Competence plus courage plus sincere kindness/humility will make you unstoppable.
Your team (not the customer) is number 1
It’s pretty much a trope of business: “The Customer is Number 1!”
In my opinion, this is wrong.
I’m of the belief that your team is number 1. Whether you are the leader of your venture or a co-worker on a team, making sure the people around you are equipped, energized, and challenged is your top priority. If your culture is healthy, people enjoy coming to work, they understand the mission, they’re excited about the vision, and they know how to get there, then the customer will be taken care of as a byproduct. A great customer experience will overflow from a great employee experience. And the opposite is true: if your culture is rotten, people dread Monday mornings, they’re unclear about the mission, they don’t know where they (or the business) is going, then the customer experience will naturally suffer.
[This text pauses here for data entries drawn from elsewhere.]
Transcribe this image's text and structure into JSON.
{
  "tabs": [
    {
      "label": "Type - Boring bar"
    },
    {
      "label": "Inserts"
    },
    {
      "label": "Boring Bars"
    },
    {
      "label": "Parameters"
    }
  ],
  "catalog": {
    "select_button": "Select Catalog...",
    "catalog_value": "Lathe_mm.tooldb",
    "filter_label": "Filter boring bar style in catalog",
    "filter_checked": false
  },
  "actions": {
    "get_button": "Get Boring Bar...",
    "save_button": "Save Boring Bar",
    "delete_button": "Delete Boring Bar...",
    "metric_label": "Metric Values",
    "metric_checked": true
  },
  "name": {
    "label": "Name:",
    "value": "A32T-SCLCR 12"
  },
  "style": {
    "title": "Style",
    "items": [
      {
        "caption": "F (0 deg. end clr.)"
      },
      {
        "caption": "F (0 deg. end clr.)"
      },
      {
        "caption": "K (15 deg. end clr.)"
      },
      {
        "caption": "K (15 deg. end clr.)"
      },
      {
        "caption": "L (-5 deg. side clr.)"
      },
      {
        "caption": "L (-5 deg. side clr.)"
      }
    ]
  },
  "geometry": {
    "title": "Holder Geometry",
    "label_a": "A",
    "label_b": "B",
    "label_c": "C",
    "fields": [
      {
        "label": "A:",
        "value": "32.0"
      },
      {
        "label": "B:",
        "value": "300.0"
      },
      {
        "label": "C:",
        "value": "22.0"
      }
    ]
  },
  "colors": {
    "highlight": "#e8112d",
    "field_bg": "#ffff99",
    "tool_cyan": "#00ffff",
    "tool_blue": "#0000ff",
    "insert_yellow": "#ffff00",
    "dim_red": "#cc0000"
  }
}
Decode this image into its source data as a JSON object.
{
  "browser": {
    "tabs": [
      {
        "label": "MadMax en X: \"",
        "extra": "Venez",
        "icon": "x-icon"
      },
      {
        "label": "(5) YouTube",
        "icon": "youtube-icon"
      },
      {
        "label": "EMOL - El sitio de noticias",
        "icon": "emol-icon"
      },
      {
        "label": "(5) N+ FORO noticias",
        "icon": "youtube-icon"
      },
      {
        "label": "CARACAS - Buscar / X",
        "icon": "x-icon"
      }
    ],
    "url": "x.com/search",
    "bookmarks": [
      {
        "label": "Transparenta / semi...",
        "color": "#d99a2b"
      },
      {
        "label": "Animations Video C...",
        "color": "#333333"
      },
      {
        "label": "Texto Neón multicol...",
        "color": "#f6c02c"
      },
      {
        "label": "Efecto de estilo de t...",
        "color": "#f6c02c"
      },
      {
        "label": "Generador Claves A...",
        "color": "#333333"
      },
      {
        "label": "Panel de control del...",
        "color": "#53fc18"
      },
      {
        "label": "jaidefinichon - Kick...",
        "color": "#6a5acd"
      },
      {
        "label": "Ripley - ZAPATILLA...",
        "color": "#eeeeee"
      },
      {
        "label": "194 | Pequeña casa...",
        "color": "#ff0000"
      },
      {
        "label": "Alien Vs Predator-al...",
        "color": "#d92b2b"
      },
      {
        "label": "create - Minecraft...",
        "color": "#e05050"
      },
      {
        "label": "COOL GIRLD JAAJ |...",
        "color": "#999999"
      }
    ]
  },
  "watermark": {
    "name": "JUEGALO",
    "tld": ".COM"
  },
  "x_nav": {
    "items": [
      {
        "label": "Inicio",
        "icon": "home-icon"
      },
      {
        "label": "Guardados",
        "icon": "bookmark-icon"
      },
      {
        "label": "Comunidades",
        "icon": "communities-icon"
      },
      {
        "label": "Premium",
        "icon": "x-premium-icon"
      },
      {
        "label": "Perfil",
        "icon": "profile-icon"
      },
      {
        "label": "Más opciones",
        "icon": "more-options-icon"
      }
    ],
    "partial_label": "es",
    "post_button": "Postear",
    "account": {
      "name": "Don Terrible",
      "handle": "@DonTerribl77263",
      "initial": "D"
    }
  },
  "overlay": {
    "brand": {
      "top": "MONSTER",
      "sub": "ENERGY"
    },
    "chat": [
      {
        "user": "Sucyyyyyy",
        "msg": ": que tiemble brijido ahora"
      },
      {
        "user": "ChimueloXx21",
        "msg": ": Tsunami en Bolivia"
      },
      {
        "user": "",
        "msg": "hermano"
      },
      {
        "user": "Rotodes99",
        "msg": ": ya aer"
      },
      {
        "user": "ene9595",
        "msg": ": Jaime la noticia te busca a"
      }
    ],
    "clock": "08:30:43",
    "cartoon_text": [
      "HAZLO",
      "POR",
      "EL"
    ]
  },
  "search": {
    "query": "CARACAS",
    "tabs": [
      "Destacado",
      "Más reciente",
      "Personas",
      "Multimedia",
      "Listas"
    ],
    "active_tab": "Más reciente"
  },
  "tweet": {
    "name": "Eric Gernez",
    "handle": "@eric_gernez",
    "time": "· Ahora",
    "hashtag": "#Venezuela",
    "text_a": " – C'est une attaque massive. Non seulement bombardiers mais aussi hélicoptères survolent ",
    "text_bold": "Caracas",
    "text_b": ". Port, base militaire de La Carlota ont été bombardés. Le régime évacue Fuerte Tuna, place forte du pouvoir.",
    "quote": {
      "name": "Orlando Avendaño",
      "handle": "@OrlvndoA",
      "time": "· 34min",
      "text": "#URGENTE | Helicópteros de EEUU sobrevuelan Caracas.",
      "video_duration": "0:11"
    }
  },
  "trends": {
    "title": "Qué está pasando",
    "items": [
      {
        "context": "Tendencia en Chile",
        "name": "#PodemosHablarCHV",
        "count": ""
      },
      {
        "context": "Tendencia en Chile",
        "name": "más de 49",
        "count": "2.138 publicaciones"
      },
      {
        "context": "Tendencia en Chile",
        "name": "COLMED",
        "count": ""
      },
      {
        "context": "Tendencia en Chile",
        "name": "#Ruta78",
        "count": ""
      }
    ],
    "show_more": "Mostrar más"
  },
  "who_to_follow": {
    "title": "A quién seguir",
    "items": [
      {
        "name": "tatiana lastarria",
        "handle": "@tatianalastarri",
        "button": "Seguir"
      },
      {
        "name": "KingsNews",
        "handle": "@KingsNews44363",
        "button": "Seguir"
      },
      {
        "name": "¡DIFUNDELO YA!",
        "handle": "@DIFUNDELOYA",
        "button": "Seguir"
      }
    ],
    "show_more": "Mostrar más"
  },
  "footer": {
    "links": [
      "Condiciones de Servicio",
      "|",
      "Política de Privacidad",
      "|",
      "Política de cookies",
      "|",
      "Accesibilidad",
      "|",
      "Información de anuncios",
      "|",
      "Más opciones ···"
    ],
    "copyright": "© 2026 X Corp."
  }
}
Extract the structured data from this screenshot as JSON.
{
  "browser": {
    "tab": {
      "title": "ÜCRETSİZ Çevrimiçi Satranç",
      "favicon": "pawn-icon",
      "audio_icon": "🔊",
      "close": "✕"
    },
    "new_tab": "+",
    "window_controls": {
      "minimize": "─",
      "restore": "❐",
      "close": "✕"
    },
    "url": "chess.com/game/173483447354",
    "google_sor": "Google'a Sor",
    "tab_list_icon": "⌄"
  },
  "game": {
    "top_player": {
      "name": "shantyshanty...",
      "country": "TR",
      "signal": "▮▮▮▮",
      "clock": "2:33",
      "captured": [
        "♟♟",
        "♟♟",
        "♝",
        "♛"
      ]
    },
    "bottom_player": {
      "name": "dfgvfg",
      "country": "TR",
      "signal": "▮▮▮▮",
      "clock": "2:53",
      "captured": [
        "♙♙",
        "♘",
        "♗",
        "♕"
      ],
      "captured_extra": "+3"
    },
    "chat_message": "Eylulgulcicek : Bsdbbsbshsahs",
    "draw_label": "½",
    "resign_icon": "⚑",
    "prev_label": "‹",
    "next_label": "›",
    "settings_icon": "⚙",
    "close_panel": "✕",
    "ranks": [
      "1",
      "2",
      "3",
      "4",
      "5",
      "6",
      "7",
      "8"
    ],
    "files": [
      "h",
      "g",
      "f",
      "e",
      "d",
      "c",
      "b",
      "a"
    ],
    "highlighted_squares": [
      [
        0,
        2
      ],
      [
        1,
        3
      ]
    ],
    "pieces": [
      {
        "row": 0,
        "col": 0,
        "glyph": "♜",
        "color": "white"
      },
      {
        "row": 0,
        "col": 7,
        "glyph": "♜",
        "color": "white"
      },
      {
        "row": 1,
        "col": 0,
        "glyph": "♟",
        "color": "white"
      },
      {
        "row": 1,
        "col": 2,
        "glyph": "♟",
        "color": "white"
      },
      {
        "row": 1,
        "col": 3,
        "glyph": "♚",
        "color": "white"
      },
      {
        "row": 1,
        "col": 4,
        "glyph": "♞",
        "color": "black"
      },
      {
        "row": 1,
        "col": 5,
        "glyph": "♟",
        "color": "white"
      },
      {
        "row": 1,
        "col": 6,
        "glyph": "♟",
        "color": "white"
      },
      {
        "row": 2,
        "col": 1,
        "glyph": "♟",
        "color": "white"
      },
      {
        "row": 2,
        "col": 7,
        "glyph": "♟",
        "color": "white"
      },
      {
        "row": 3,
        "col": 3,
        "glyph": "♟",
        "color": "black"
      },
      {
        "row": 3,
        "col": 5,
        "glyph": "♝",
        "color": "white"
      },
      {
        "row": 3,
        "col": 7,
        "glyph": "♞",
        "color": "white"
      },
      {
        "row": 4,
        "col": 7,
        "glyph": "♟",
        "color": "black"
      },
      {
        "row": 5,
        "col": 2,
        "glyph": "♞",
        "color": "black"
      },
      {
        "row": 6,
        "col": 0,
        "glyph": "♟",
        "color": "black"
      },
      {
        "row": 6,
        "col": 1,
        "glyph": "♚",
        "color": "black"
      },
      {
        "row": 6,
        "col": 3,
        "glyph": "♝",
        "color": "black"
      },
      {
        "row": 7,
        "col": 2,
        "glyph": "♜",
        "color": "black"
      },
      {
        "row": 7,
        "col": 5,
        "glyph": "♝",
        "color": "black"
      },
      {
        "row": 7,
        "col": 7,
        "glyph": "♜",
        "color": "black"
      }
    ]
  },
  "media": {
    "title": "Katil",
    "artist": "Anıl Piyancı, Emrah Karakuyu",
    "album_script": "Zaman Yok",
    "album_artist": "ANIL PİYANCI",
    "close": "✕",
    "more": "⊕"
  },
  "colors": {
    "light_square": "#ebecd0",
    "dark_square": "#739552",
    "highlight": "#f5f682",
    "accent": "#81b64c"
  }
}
So, the customer is number 2? Nope. You are your second priority. Self-care is more important than client care. If you, as a leader, manager, or team-member, are not taking care of yourself, then your team will suffer and the customer will suffer. I’m a huge believer in “filling your emotional tank” …in other words, setting aside time to do things that buoy your soul. No team wants to work for a burned out, worn out, sick, tired, miserable leader. Discover what fills your tank and set aside time to do it.
At the end of the day, your customers keep in you in business. However, if you don’t keep your team equipped, energized, and challenged, and you don’t take care of yourself as a leader, your customers will get the worst of you.
Listening is the most valuable skill in business
I recently published a LinkedIn Article about the greatest unsung skill of business, relationships, and all of life. I’m talking about Listening.
We spend more time listening than any other form of communication, and yet we spend the least amount of time actually learning how to listen well. Listening doesn’t stop at the ears (that is called “hearing”). Being a great listener means you not only hear what is being said, but you actively process the information in your brain, synthesizing the information with the goal to truly understand the deeper message.
Being a good, active listener improves relationships, makes your more effective in the workplace, engenders cooperation, expedites problem-solving, saves time, prevents misunderstandings and much more. Most of all, being a good listener builds trust and influence. When someone (whether it’s a direct-report, your boss, a client, a sales prospect, a spouse, whoever) recognizes that you are truly listening – with an aim to understand vs. to react – they will trust you. They’ll be vulnerable and open up. Good leaders must be good listeners. This is Habit 5 of Stephen Covey’s “7 Habits of Highly Effective People” – ignore it at your own risk!
People light up when they see their ideas visualized
At the Sketch Effect, we have the amazing privilege of drawing what people say. When people see their thoughts, ideas, and opinions come to life through pictures, they light up. It’s amazing. Whether it’s during a live sketch at a conference or in an animated video, there’s something about seeing your ideas visualized that makes you smile. It’s raw, unfiltered joy.
Being the catalyst of other people’s joy is, perhaps, the greatest joy for me and for our team. And you don’t have to be an artist to bring joy. Whether you work in Pharmaceutical Sales or Dentistry, whether you’re a teacher, a plumber, a writer, or a doctor, if you’re blue-collar or white-collar, find a way to create joy for others.
Creating joy for others creates joy for you – and the return is far greater than the investment.